This was a comment directed to me a few days ago when I stood up at a meeting after I received a notification to stand on my Apple Watch. Of course it's hard to tell tone in the text of this blog post (although I'm guessing you may know waht it was). The tone was definitely sarcastic and somewhat demeaning.
I understand that technology often plays such a large role in our lives that it may seem like technology runs our lives. How many of us have felt that phantom buzz in our pockets from what we thought was our phone buzzing, or now on our wrists with smartwatches. Technology is in our cars, in our homes, at work, and in our pockets. At times it feels like we can't escape it. I'm guessing that's where that comment came from - an effort to not let technology run our lives.
As much as I understand and align with that perspective and effort, and believe that there was no ill will from the person who said it, I also see the benefits of technology on our lives - our healthy lives. First, we rely on technology to help us wake up. There really isn't anything wrong with setting an alarm so we can get up in time for work, for important meetings, or even just to not miss out on the possibilities of the day. We rely on technology to help us get around. I'm sure there are still times when people pull out a paper map to find their way around (maybe at theme parks) but most directions and methods of getting around now involve technology - Waze, Google Maps, ... (Many theme parks now have mobile apps to help you get around too.) Another example of how technology benefits our lives is through communication. This is done through email, phone calls, Twitter, Voxer, and so many more platforms for communicating ideas and learning from other people's words and perspectives. Although I am not active on Facebook anymore, many people often speak about how Facebook helps them stay in touch with friends from years ago and in different countries and continents. Technology benefits our lives.
So, do I rely on technology, namely my Apple Watch, to tell me to stand up? Yes. Why shouldn't I? I appreciate the notifications to stand up. I appreciate being able to look down and see my progress on the activity rings. I appreciate the notifications to breathe - to pause and focus on being mindful. I appreciate being able to see how many steps I've taken on my Fitbit One (yes, I use both an Apple Watch and a Fitbit tracker - my Fitbit One is the basic model that serves its purpose). I appreciate the social aspect of technology to help promote healthy living.
I've used the Fitbit platform since February of 2014 and the social aspect of the platform has really helped motivate me to stay active, to get my steps in, to live a healthy lifestyle. The challenges with others have really helped me and I know it's helped others who are in those challenges too. Maybe it's the competition, the cheers, the comparisons, the analytics, ... that help the challenges. No matter what the reason is, it's helped me maintain my focus on activity and healthy living.

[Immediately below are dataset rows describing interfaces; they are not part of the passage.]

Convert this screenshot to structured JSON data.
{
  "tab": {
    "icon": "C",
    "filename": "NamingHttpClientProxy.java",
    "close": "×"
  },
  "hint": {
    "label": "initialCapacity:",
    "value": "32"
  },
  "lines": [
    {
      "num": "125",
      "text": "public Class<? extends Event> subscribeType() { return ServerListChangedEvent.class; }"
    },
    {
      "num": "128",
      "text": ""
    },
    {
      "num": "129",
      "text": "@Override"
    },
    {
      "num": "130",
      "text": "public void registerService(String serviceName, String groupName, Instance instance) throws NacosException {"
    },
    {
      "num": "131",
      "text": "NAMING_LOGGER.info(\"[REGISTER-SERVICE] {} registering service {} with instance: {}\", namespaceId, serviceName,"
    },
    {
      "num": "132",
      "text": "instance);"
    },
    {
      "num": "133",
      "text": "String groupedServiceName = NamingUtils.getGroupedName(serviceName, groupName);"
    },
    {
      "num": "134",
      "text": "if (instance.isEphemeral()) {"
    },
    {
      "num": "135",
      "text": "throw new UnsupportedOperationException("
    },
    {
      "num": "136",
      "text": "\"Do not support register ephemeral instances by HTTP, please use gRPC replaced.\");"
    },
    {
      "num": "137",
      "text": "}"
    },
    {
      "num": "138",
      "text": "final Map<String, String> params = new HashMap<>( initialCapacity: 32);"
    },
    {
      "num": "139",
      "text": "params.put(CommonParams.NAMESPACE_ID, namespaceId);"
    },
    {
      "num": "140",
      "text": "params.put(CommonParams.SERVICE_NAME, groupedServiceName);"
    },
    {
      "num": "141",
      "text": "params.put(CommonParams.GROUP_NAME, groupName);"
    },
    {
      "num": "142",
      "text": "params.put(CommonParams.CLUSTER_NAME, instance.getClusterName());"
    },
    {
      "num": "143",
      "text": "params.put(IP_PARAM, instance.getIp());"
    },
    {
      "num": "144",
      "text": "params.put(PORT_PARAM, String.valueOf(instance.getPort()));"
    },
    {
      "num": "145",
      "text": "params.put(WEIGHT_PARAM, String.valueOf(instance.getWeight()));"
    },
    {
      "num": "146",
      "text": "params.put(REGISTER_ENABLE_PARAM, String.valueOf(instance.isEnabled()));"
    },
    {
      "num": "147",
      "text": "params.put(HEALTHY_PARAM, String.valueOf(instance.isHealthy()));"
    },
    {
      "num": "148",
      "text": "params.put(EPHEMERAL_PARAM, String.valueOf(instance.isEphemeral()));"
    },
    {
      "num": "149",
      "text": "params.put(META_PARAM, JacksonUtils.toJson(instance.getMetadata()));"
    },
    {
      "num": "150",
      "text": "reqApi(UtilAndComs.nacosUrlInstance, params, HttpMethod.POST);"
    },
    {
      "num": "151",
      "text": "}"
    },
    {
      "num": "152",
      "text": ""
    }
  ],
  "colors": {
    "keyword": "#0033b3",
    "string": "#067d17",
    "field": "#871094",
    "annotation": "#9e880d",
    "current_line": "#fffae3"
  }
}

Recently, another educator, Mark Loundy, shared with me a benefit of the Fitbit challenges for him. Mark sent me a screenshot of one of data collection options in the Fitbit platform. He said that ever since I connected with him on Fitbit and initiated the challenges, he's seen his body weight go down. It's really incredible to see his excitement and sense of accomplishment. What an incredible example of using technology for healthy living.